For example, top and bottom plates could be 2×4 (or 2×6) and the studs be 2×3. The plates should be installed over two lines of caulking to insure all is airtight. On one side of the wall the studs are placed the standard 16” on center at the edge of the 4” (or 6”) plates. The narrower studs will not extend to the other edge and therefore will not touch the other side.

Weave In Fiberglass Batting Insulation

On the other side of the plates place the 2×3 studs at the edge of the plates starting 8” from one end, then 16” on center. Weave in standard fiberglass batting insulation for even better effect. Install the drywall/Marley sandwich described above on both sides. This will give you a wall in which the two sides are decoupled. If electrical sockets are required, they are best done using surface mounted conduit. Running electrical service as normal in this wall will introduce air leaks.

A Green and Cost Effective Solution

In an ever growing environmentally conscious world, re-purposing and recycling items has gained importance. Most dance studios when replacing “Marley” just throw away the old material. There’s a chance you can get your hands on it for free by calling another local studio. Trash becomes treasure. Otherwise, we have used material available at drastically reduced prices. Call us at 310 519-1314 for availability.

More Dance Studio News:

The Right Way To Build a Dance Studio
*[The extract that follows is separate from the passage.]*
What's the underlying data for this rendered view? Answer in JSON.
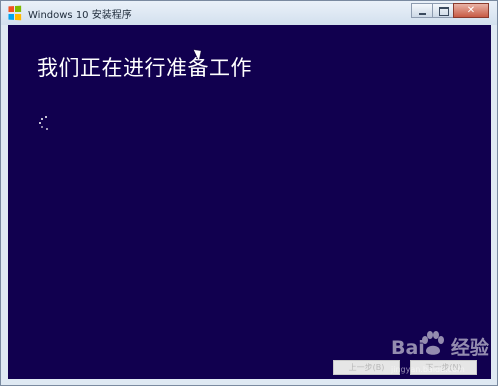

Why Do Dance Studios Need Floating Subfloors

Choosing the Correct Ballet Barres for Your Dance Studio